She had never coached before, even as an assistant. She would be moving directly from a long career as a player to the rigors of Division I coaching, meaning she would have to learn to build a program, assemble a staff, manage games, recruit players, deal with bureaucracy and manage her time.
She would be doing so while taking over a program that went to the NCAA tournament under her predecessor, and while dealing with what some of her closest friends feared were unrealistically high expectations.
Saturday, Whalen called while boarding a flight to take her 8-0 team to a road test at Boston College. Her team has remained undefeated with fierce defense, relentless rebounding and clutch performances.
Marlene Stollings relied on offensive efficiency and three-point shooting. Whalen is winning while her team learns to run her offense. She has defied odds by immediately transferring her analytic nature to players who are only now beginning to understand the competitive drive behind the greatest basketball career in Minnesota history.
“We knew what we had, and we’re trying to build something for our program to be successful for a long time,” Whalen said. “For us, it was not wins and losses but establishing the way we want to play, and our program and our culture. We know there is going to be adversity this season, but I feel good about the group we have.”
There was a logical concern about Whalen beyond her lack of coaching experience: Would she even like the job?
Whalen herself has admitted that life as a player is, if not easy, simple, and not always time-consuming. Coaching is quite the opposite, especially in college. As a coach, she wakes earlier, works later and rarely turns off her phone.
The early verdict?
“Yeah, I love it,” she said. “It’s been really fun. I feel like so far we’ve had a really good rhythm. There are things to learn but I have just really enjoyed it. It’s just been fun every day at practice, or when we’re game-planning, and figuring out how to execute the game plan.
“I’ve done those things before. Now it’s just in a different role.”
Being who she is has allowed her to immediately build a coaching staff that is as impressive as it is familiar.
Danielle O’Banion coached Whalen at Minnesota, became a head coach at Kent State and worked as an assistant at Memphis. In 2016, the U.S. Basketball Writers Association gave her the Pat Summitt Most Courageous Award for women’s basketball, in honor of her fight against cancer. She underwent chemotherapy in 2014 and remains cancer-free.
Carly Thibault-Dudonis was a key assistant for Mississippi State the past two years as that program advanced to consecutive national championship games, and is the daughter of Whalen’s first WNBA coach, Mike Thibault.
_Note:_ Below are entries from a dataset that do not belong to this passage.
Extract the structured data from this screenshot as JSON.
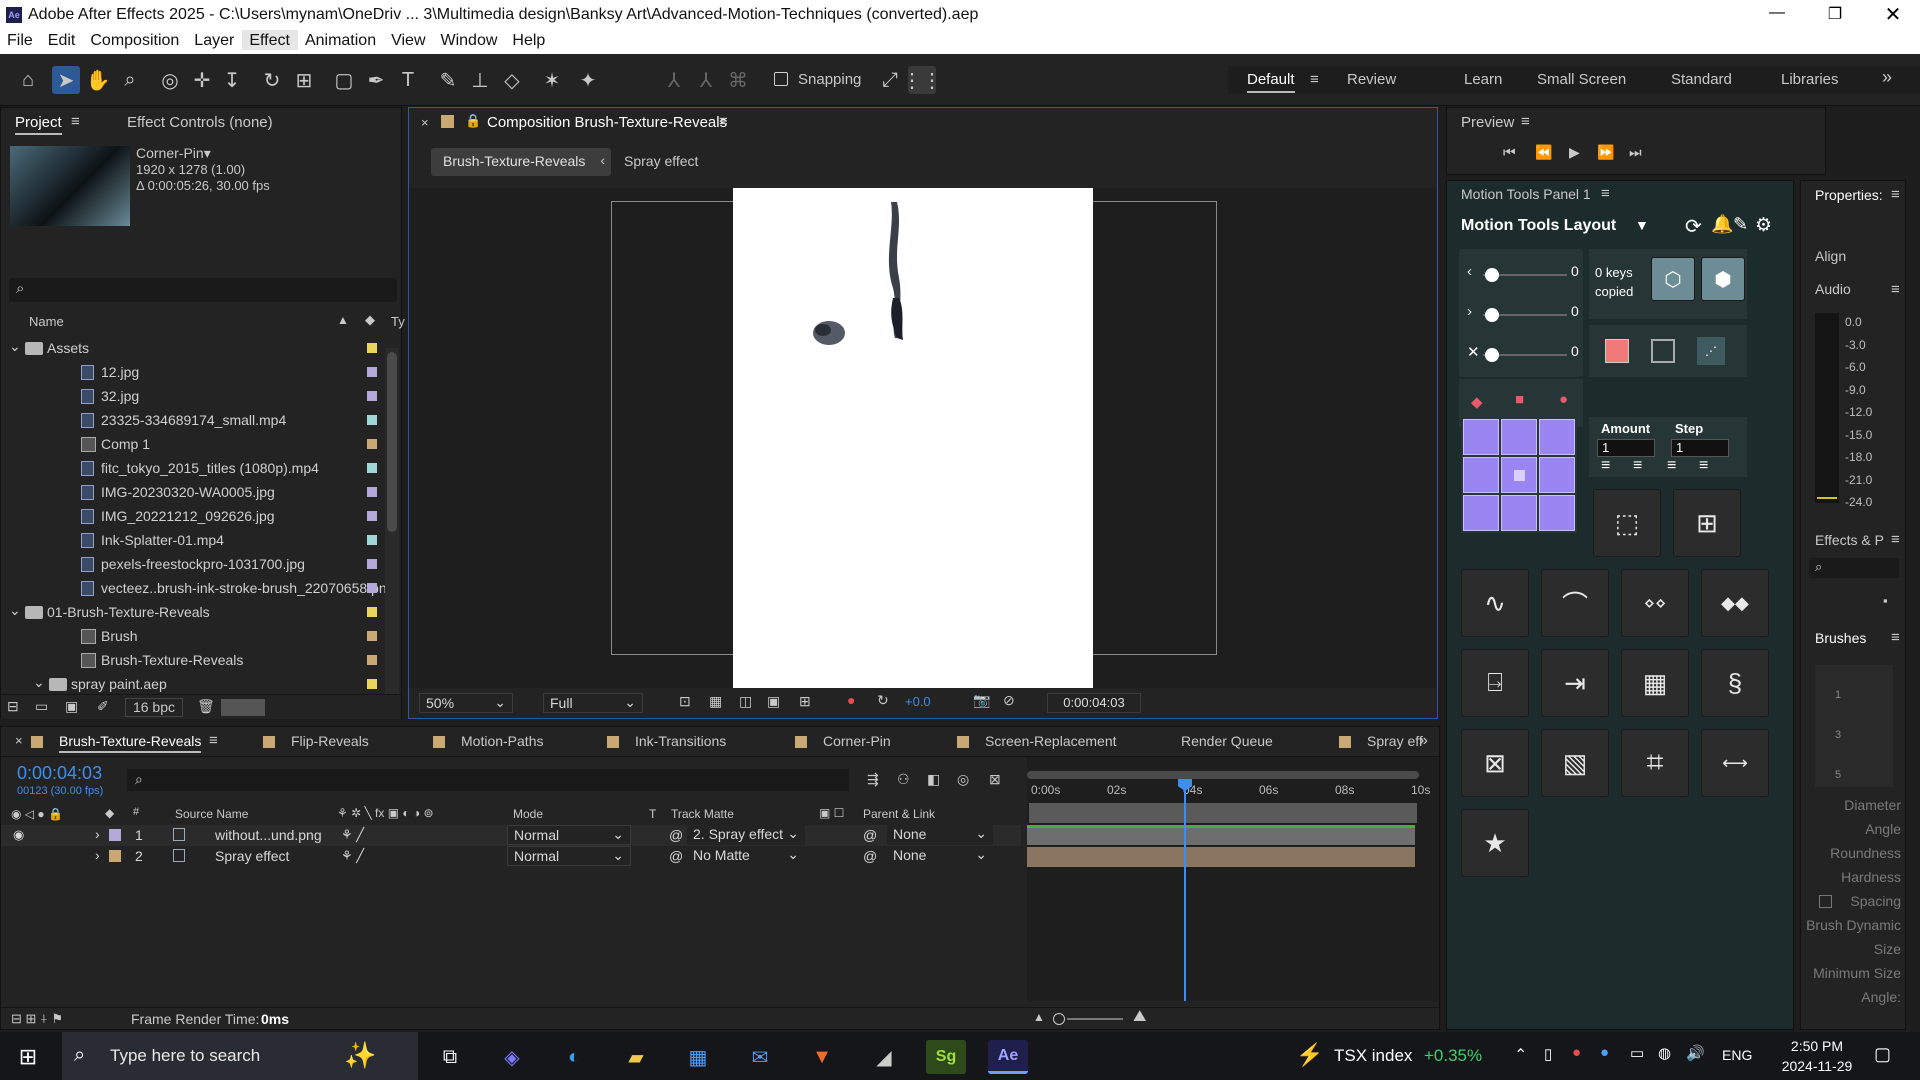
{
  "window": {
    "title": "Adobe After Effects 2025 - C:\\Users\\mynam\\OneDriv ... 3\\Multimedia design\\Banksy Art\\Advanced-Motion-Techniques (converted).aep",
    "app_badge": "Ae"
  },
  "menu": [
    "File",
    "Edit",
    "Composition",
    "Layer",
    "Effect",
    "Animation",
    "View",
    "Window",
    "Help"
  ],
  "toolbar": {
    "snapping": "Snapping"
  },
  "workspaces": [
    "Default",
    "Review",
    "Learn",
    "Small Screen",
    "Standard",
    "Libraries"
  ],
  "project": {
    "tab_project": "Project",
    "tab_effect": "Effect Controls (none)",
    "item_name": "Corner-Pin▾",
    "item_dims": "1920 x 1278 (1.00)",
    "item_dur": "Δ 0:00:05:26, 30.00 fps",
    "search_placeholder": "",
    "col_name": "Name",
    "col_type": "Ty",
    "rows": [
      {
        "label": "Assets",
        "color": "#e8d55a",
        "type": "folder",
        "indent": 0
      },
      {
        "label": "12.jpg",
        "color": "#b3a9d9",
        "type": "file",
        "indent": 2
      },
      {
        "label": "32.jpg",
        "color": "#b3a9d9",
        "type": "file",
        "indent": 2
      },
      {
        "label": "23325-334689174_small.mp4",
        "color": "#9fd6d6",
        "type": "file",
        "indent": 2
      },
      {
        "label": "Comp 1",
        "color": "#c9a874",
        "type": "comp",
        "indent": 2
      },
      {
        "label": "fitc_tokyo_2015_titles (1080p).mp4",
        "color": "#9fd6d6",
        "type": "file",
        "indent": 2
      },
      {
        "label": "IMG-20230320-WA0005.jpg",
        "color": "#b3a9d9",
        "type": "file",
        "indent": 2
      },
      {
        "label": "IMG_20221212_092626.jpg",
        "color": "#b3a9d9",
        "type": "file",
        "indent": 2
      },
      {
        "label": "Ink-Splatter-01.mp4",
        "color": "#9fd6d6",
        "type": "file",
        "indent": 2
      },
      {
        "label": "pexels-freestockpro-1031700.jpg",
        "color": "#b3a9d9",
        "type": "file",
        "indent": 2
      },
      {
        "label": "vecteez..brush-ink-stroke-brush_22070658.png",
        "color": "#b3a9d9",
        "type": "file",
        "indent": 2
      },
      {
        "label": "01-Brush-Texture-Reveals",
        "color": "#e8d55a",
        "type": "folder",
        "indent": 0
      },
      {
        "label": "Brush",
        "color": "#c9a874",
        "type": "comp",
        "indent": 2
      },
      {
        "label": "Brush-Texture-Reveals",
        "color": "#c9a874",
        "type": "comp",
        "indent": 2
      },
      {
        "label": "spray paint.aep",
        "color": "#e8d55a",
        "type": "folder",
        "indent": 1
      }
    ],
    "bpc": "16 bpc"
  },
  "comp": {
    "title": "Composition Brush-Texture-Reveals",
    "crumb_active": "Brush-Texture-Reveals",
    "crumb_next": "Spray effect",
    "zoom": "50%",
    "resolution": "Full",
    "exposure": "+0.0",
    "timecode": "0:00:04:03"
  },
  "preview": {
    "title": "Preview"
  },
  "motion_tools": {
    "panel_title": "Motion Tools Panel 1",
    "layout": "Motion Tools Layout",
    "slider_vals": [
      "0",
      "0",
      "0"
    ],
    "keys_line1": "0 keys",
    "keys_line2": "copied",
    "amount_label": "Amount",
    "step_label": "Step",
    "amount": "1",
    "step": "1"
  },
  "right": {
    "properties": "Properties:",
    "align": "Align",
    "audio": "Audio",
    "vu_labels": [
      "0.0",
      "-3.0",
      "-6.0",
      "-9.0",
      "-12.0",
      "-15.0",
      "-18.0",
      "-21.0",
      "-24.0"
    ],
    "effects": "Effects & P",
    "brushes": "Brushes",
    "brush_nums": [
      "1",
      "3",
      "5"
    ],
    "props": [
      "Diameter",
      "Angle",
      "Roundness",
      "Hardness",
      "Spacing",
      "Brush Dynamic",
      "Size",
      "Minimum Size",
      "Angle:"
    ]
  },
  "timeline": {
    "tabs": [
      "Brush-Texture-Reveals",
      "Flip-Reveals",
      "Motion-Paths",
      "Ink-Transitions",
      "Corner-Pin",
      "Screen-Replacement",
      "Render Queue",
      "Spray eff"
    ],
    "tab_colors": [
      "#c9a874",
      "#c9a874",
      "#c9a874",
      "#c9a874",
      "#c9a874",
      "#c9a874",
      "",
      "#c9a874"
    ],
    "timecode": "0:00:04:03",
    "frames": "00123 (30.00 fps)",
    "cols": {
      "source": "Source Name",
      "mode": "Mode",
      "t": "T",
      "matte": "Track Matte",
      "parent": "Parent & Link"
    },
    "layers": [
      {
        "num": "1",
        "name": "without...und.png",
        "mode": "Normal",
        "matte": "2. Spray effect",
        "parent": "None",
        "color": "#b3a9d9"
      },
      {
        "num": "2",
        "name": "Spray effect",
        "mode": "Normal",
        "matte": "No Matte",
        "parent": "None",
        "color": "#c9a874"
      }
    ],
    "ruler": [
      "0:00s",
      "02s",
      "04s",
      "06s",
      "08s",
      "10s"
    ],
    "render_label": "Frame Render Time:",
    "render_val": "0ms"
  },
  "taskbar": {
    "search": "Type here to search",
    "stock_name": "TSX index",
    "stock_change": "+0.35%",
    "lang": "ENG",
    "time": "2:50 PM",
    "date": "2024-11-29"
  }
}
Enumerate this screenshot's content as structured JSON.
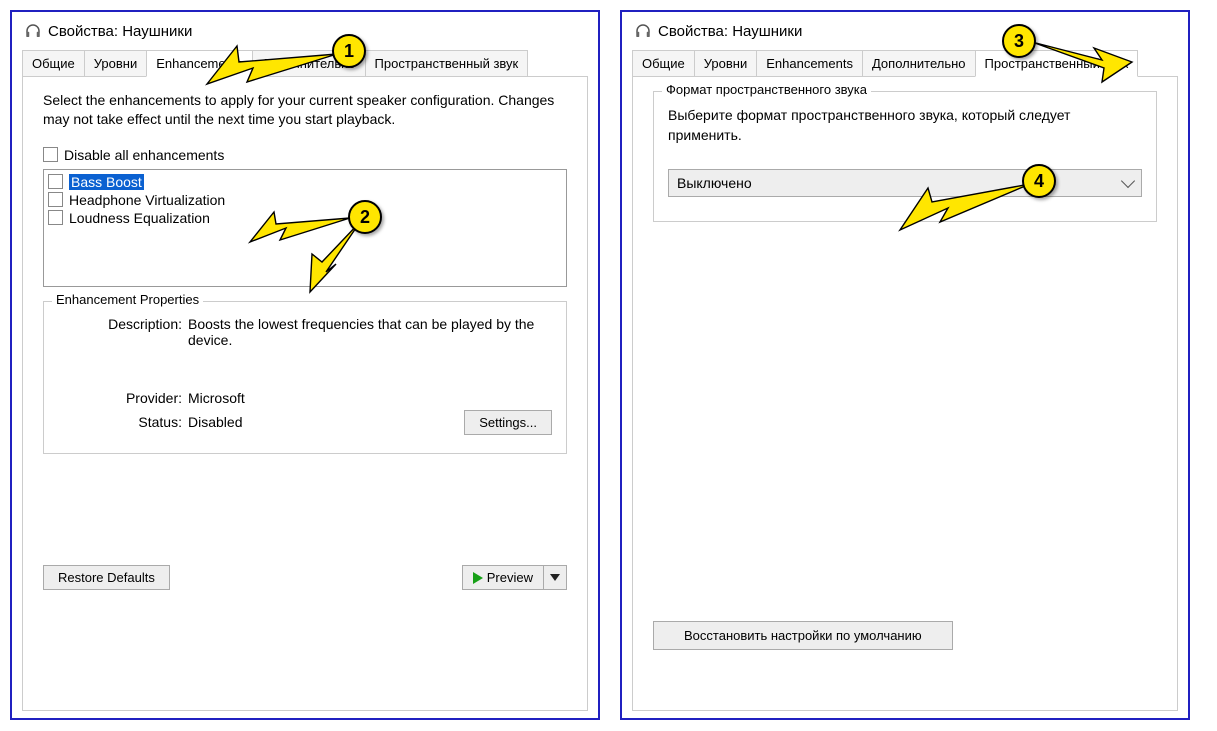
{
  "left": {
    "title": "Свойства: Наушники",
    "tabs": [
      "Общие",
      "Уровни",
      "Enhancements",
      "Дополнительно",
      "Пространственный звук"
    ],
    "active_tab_index": 2,
    "intro": "Select the enhancements to apply for your current speaker configuration. Changes may not take effect until the next time you start playback.",
    "disable_all_label": "Disable all enhancements",
    "enhancements": [
      {
        "label": "Bass Boost",
        "selected": true
      },
      {
        "label": "Headphone Virtualization",
        "selected": false
      },
      {
        "label": "Loudness Equalization",
        "selected": false
      }
    ],
    "properties": {
      "legend": "Enhancement Properties",
      "description_label": "Description:",
      "description_value": "Boosts the lowest frequencies that can be played by the device.",
      "provider_label": "Provider:",
      "provider_value": "Microsoft",
      "status_label": "Status:",
      "status_value": "Disabled",
      "settings_button": "Settings..."
    },
    "restore_button": "Restore Defaults",
    "preview_button": "Preview"
  },
  "right": {
    "title": "Свойства: Наушники",
    "tabs": [
      "Общие",
      "Уровни",
      "Enhancements",
      "Дополнительно",
      "Пространственный звук"
    ],
    "active_tab_index": 4,
    "group_legend": "Формат пространственного звука",
    "group_text": "Выберите формат пространственного звука, который следует применить.",
    "combo_value": "Выключено",
    "restore_button": "Восстановить настройки по умолчанию"
  },
  "callouts": {
    "c1": "1",
    "c2": "2",
    "c3": "3",
    "c4": "4"
  }
}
Kelly Roysland is a former Gophers star and assistant who coached Macalester for the past four seasons, and was the Gophers interim coach in 2014.
“We have people who have experience in winning programs,” Whalen said. “We wanted to hit the ground running. While we’re trying to build something sustainable for the future, for this senior class, we wanted to give them everything we had.”
The Gophers rank 14th in the country. Whalen looks comfortable on the sideline, and her team plays with the passion, if not yet the offensive polish, of this decade’s great Lynx teams.
“The time demands are different in this job,” Whalen said. “You might go from practice to recruiting to breaking down video. You have early mornings and late night nights, but I really love having this to go do. It’s been great.”
The results have been, too. Should we have expected anything less?